┌──
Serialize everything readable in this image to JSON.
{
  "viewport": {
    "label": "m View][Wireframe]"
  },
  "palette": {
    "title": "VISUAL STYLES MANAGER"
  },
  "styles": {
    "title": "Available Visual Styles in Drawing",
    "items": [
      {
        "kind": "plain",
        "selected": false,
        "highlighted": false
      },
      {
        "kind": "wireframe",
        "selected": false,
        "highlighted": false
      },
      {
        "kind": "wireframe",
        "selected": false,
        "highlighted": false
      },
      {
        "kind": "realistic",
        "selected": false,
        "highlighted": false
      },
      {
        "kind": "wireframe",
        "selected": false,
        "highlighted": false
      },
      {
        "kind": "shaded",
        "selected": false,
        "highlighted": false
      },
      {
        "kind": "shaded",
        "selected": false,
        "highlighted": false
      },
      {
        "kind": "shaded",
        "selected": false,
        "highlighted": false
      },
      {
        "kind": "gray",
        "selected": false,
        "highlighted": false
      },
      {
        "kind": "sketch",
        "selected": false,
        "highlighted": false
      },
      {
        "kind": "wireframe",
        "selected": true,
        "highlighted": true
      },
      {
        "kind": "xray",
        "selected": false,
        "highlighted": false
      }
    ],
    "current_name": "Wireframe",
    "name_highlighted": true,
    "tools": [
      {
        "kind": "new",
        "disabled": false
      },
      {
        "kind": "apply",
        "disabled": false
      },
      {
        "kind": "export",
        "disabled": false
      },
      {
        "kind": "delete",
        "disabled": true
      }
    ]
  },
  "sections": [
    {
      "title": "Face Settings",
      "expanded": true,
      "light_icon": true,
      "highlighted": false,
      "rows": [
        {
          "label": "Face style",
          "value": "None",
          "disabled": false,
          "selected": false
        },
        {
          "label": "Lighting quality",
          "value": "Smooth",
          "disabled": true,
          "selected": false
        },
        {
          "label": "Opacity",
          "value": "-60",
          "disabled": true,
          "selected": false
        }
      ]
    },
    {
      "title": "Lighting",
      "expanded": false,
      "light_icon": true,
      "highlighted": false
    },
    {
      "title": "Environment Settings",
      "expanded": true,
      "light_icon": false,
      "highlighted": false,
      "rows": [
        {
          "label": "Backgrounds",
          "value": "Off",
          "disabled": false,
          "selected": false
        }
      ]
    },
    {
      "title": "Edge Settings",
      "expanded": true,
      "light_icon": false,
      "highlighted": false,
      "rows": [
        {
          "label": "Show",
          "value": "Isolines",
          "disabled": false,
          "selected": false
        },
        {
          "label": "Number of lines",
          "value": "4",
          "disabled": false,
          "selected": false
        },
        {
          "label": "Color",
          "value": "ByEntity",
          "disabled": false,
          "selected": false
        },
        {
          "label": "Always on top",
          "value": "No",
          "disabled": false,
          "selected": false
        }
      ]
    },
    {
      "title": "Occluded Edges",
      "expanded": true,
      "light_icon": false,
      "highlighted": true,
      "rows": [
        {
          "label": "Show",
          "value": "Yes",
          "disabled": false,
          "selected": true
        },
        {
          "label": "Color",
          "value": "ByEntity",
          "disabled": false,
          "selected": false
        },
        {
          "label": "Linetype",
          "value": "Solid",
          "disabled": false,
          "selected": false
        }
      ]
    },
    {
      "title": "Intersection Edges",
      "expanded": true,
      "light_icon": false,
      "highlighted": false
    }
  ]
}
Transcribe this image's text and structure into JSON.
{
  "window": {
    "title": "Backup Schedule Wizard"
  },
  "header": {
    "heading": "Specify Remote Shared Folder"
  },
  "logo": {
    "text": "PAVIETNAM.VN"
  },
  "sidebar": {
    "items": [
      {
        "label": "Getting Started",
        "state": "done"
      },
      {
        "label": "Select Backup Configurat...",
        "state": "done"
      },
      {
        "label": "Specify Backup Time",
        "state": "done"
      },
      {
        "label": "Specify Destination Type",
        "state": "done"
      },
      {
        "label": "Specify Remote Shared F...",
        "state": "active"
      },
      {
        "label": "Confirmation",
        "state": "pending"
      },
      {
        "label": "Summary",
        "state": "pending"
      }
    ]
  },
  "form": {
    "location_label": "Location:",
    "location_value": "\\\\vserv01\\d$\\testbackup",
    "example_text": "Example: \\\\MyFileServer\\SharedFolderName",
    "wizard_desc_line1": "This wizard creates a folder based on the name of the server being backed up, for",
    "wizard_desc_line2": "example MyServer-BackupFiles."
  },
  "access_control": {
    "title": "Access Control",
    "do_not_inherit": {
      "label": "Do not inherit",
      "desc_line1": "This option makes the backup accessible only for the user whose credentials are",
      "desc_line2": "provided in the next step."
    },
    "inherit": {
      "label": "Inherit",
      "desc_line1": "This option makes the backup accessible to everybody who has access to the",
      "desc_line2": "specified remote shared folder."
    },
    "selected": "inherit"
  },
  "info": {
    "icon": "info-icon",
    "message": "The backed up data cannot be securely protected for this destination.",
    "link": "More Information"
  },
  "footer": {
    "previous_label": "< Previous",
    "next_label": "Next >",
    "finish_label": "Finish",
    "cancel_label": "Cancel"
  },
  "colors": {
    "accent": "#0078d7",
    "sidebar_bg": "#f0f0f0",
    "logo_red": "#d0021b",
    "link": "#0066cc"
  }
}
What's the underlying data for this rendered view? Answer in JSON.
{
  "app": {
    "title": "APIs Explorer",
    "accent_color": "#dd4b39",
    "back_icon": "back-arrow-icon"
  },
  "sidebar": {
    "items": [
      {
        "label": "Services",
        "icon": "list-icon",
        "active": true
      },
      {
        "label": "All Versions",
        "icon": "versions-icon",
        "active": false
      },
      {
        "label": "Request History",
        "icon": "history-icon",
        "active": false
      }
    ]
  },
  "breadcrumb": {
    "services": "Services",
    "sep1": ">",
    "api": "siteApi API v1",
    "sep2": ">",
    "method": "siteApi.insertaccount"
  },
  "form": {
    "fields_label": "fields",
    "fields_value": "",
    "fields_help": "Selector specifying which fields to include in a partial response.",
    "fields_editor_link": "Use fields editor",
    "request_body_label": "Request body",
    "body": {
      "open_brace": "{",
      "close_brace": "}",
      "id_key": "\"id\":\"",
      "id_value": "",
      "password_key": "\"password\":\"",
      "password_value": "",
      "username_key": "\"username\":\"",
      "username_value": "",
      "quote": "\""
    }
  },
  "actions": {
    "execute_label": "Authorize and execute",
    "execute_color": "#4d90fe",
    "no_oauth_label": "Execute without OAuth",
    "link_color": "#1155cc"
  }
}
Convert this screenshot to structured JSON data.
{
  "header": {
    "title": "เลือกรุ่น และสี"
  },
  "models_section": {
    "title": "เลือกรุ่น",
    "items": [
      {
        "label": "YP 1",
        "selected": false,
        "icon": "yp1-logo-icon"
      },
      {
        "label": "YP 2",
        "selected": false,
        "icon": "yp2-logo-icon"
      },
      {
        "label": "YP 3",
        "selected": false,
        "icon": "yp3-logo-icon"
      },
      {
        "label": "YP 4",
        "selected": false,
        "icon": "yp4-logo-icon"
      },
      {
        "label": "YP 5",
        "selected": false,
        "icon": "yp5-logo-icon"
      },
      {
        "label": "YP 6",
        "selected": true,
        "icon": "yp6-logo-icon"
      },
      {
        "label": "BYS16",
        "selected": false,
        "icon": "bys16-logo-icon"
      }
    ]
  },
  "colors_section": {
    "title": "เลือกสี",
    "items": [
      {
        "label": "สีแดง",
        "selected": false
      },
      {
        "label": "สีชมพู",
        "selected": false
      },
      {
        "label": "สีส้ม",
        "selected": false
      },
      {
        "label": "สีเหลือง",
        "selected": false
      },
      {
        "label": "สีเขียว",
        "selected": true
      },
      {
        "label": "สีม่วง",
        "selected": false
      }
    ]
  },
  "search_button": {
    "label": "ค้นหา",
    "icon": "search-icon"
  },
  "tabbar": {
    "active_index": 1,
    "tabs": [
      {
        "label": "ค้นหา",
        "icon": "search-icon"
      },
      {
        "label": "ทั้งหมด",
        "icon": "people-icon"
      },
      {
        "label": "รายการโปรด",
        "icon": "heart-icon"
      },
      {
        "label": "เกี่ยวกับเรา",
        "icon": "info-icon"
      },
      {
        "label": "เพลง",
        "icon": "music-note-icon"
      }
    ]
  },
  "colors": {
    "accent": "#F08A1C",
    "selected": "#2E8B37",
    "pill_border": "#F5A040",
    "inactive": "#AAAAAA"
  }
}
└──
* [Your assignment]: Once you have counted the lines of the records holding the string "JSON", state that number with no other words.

* [Answer for the task]: 4